#### Aim of the task
Report only how many lines below include "pressure".

#### Data extracts
--------------------------------------------------
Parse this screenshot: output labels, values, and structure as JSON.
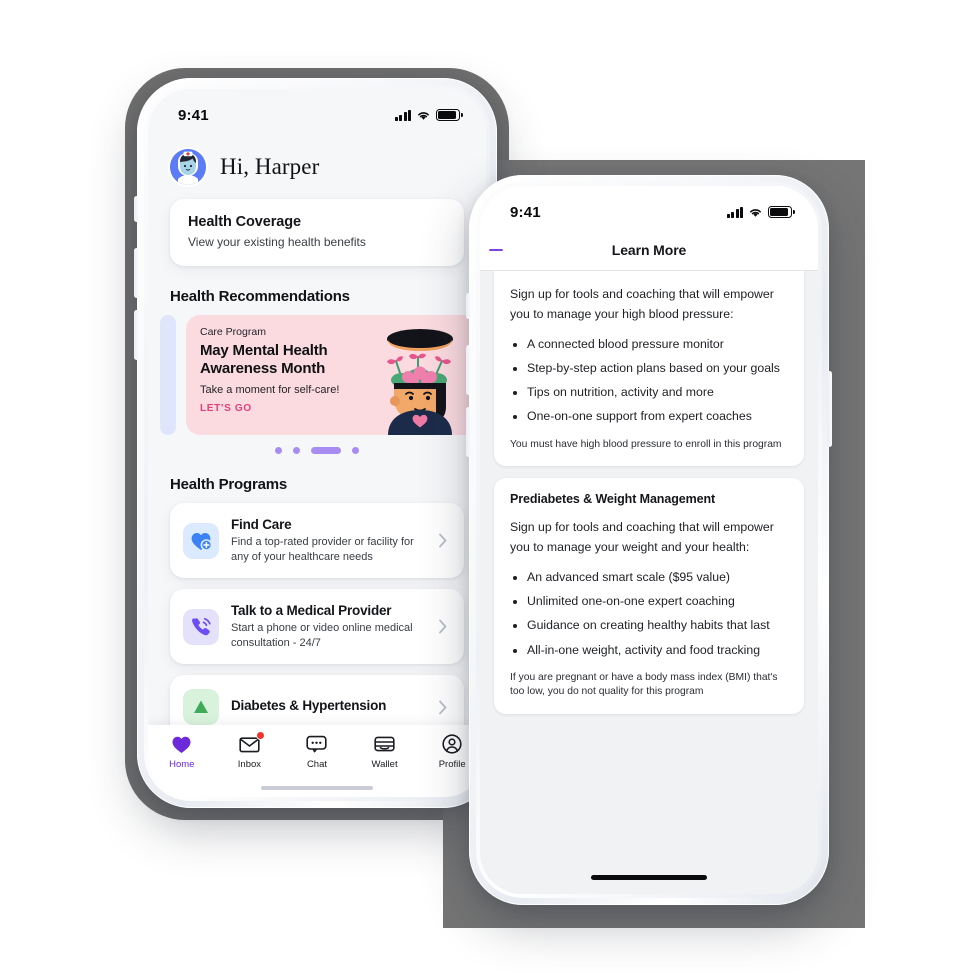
{
  "status_bar": {
    "time": "9:41",
    "signal_icon": "signal-bars-icon",
    "wifi_icon": "wifi-icon",
    "battery_icon": "battery-icon"
  },
  "left_phone": {
    "greeting": "Hi, Harper",
    "avatar_icon": "nurse-avatar-icon",
    "coverage_card": {
      "title": "Health Coverage",
      "subtitle": "View your existing health benefits"
    },
    "recommendations": {
      "section_title": "Health Recommendations",
      "promo": {
        "kicker": "Care Program",
        "title": "May Mental Health Awareness Month",
        "subtitle": "Take a moment for self-care!",
        "cta": "LET'S GO",
        "art_icon": "mental-health-illustration",
        "background": "#fbdbe0",
        "cta_color": "#e0407c"
      },
      "dots": [
        {
          "active": false
        },
        {
          "active": false
        },
        {
          "active": true
        },
        {
          "active": false
        }
      ],
      "dot_color": "#a98cf2"
    },
    "programs": {
      "section_title": "Health Programs",
      "items": [
        {
          "icon": "heart-plus-icon",
          "icon_tone": "blue",
          "title": "Find Care",
          "description": "Find a top-rated provider or facility for any of your healthcare needs"
        },
        {
          "icon": "phone-call-icon",
          "icon_tone": "purple",
          "title": "Talk to a Medical Provider",
          "description": "Start a phone or video online medical consultation - 24/7"
        },
        {
          "icon": "chart-up-icon",
          "icon_tone": "green",
          "title": "Diabetes & Hypertension",
          "description": ""
        }
      ]
    },
    "tab_bar": {
      "active_color": "#6d28d9",
      "items": [
        {
          "label": "Home",
          "icon": "heart-icon",
          "active": true,
          "badge": ""
        },
        {
          "label": "Inbox",
          "icon": "envelope-icon",
          "active": false,
          "badge": "dot"
        },
        {
          "label": "Chat",
          "icon": "chat-bubble-icon",
          "active": false,
          "badge": ""
        },
        {
          "label": "Wallet",
          "icon": "wallet-icon",
          "active": false,
          "badge": ""
        },
        {
          "label": "Profile",
          "icon": "person-circle-icon",
          "active": false,
          "badge": ""
        }
      ]
    }
  },
  "right_phone": {
    "nav_title": "Learn More",
    "back_icon": "back-arrow-icon",
    "cards": [
      {
        "heading": "",
        "lead": "Sign up for tools and coaching that will empower you to manage your high blood pressure:",
        "bullets": [
          "A connected blood pressure monitor",
          "Step-by-step action plans based on your goals",
          "Tips on nutrition, activity and more",
          "One-on-one support from expert coaches"
        ],
        "fineprint": "You must have high blood pressure to enroll in this program"
      },
      {
        "heading": "Prediabetes & Weight Management",
        "lead": "Sign up for tools and coaching that will empower you to manage your weight and your health:",
        "bullets": [
          "An advanced smart scale ($95 value)",
          "Unlimited one-on-one expert coaching",
          "Guidance on creating healthy habits that last",
          "All-in-one weight, activity and food tracking"
        ],
        "fineprint": "If you are pregnant or have a body mass index (BMI) that's too low, you do not quality for this program"
      }
    ]
  }
}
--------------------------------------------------
#### Answer to this task
3